The Hidalgo County Commissioners Court recognizes that the Texas Office of Court Administration (OCA), under The Supreme Court of Texas's direction, has created re:SearchTX, a web portal to allow judges secure access to a consolidated database of case information that has been e-Filed.

The sole purpose of the e-File system developed by the OCA was to provide a delivery system for attorneys to file documents electronically to the courts and that the information would only be retained for thirty days.

The OCA is now retaining information filed within the e-File system and plans to make it available to attorneys and the public (for a fee) through re:SearchTX in the near future.

District Clerk Laura Hinojosa, in conjunction with County Clerk Arturo Guajardo, Jr. placed the resolution on the agenda in their duties as designated custodians of court records, responsible for the management, preservation and access of those records.

"It is in the best interest of Hidalgo County and our taxpayers to oppose any change to current statutes regarding care, custody and control of records held by the county and district clerks," reads the resolution.

"We are opposed to the amendment and/or repeal of any current statutes or rules that authorize local control by commissioners court in the administration of our duties concerning records held by the county and district clerk or how the county chooses to offer those records to the public."

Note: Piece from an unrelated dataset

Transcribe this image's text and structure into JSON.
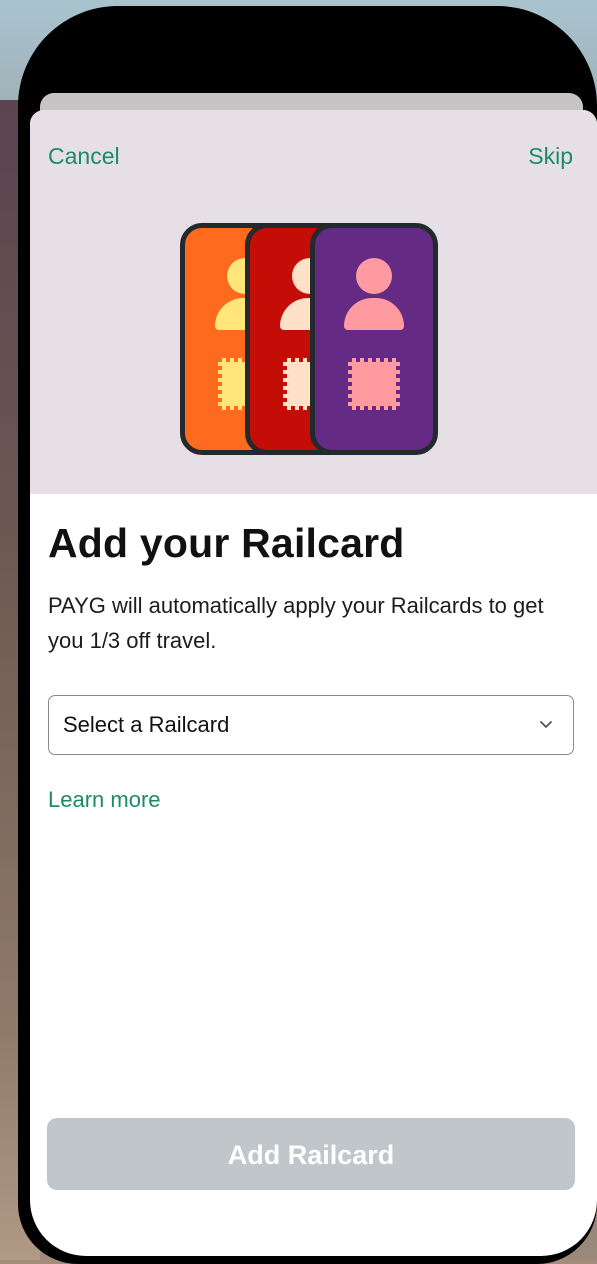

Contract for new elections equipment on hold

Elections Administrator Yvonne Ramon encouraged Commissioners Court to accept a quote for new electronic voting machines from HART Intercivic, the vendor awarded through the BuyBoard Cooperative in the amount of $5,491,500.

“We have held various public demonstrations for the community, county officials and staff, and our elections personnel,” Ramon said, adding that much thought, effort and research had gone into the selection process for new elections equipment.

Commissioners Court voted unanimously to hold off on taking action for one month to allow time to look into other options and to see if state efforts will result in being able to purchase the equipment at a lower cost.